▶ _What is expected_:
State how many lines in these records contain the word "entries", and nothing else.

▶ _Data for this exercise_:

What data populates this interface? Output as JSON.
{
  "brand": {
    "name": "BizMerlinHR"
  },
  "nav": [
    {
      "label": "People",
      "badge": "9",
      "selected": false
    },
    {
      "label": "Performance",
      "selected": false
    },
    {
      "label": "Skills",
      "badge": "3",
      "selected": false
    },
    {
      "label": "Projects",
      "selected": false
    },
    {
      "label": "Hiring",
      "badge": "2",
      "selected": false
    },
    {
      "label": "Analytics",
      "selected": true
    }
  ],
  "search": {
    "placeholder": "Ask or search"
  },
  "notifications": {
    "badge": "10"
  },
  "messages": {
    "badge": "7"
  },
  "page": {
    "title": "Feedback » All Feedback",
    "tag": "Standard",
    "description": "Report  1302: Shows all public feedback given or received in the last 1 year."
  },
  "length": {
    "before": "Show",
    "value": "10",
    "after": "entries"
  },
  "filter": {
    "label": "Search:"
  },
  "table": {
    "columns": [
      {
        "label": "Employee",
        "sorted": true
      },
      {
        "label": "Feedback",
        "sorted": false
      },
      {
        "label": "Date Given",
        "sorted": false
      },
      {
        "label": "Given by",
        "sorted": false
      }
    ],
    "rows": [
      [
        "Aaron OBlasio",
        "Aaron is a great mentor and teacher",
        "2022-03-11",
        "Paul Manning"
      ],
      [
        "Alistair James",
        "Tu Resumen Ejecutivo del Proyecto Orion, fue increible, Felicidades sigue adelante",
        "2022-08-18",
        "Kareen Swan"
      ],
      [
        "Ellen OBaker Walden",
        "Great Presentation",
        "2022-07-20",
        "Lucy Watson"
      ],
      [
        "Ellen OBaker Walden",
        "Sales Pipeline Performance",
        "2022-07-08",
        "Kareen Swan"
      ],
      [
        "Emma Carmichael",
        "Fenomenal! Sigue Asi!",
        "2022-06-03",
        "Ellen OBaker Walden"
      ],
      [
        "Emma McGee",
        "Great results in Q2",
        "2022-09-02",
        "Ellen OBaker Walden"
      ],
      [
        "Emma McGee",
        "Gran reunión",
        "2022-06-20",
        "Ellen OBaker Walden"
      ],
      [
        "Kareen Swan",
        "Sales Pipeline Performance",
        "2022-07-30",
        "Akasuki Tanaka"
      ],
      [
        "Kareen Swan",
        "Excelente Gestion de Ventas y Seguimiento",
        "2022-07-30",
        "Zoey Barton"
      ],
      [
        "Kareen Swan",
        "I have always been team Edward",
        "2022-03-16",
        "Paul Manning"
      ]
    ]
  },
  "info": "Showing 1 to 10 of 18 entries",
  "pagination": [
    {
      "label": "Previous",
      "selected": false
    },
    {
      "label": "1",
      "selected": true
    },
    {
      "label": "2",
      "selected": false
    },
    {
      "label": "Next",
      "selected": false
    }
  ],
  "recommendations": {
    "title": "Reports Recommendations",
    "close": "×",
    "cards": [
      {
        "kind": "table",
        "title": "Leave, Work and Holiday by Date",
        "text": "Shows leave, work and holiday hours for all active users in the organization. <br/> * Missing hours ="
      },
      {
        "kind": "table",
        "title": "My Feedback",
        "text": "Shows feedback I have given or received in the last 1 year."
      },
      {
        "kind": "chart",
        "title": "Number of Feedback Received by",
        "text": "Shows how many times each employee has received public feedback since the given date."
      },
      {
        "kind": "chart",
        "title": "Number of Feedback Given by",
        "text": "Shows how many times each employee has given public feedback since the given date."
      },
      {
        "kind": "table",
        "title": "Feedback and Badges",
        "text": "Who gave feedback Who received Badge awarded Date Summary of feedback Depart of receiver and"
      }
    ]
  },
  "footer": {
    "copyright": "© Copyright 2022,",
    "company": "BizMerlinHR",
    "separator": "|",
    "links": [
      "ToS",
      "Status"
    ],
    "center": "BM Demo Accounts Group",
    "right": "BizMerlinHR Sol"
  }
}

▶ _Your response_:
2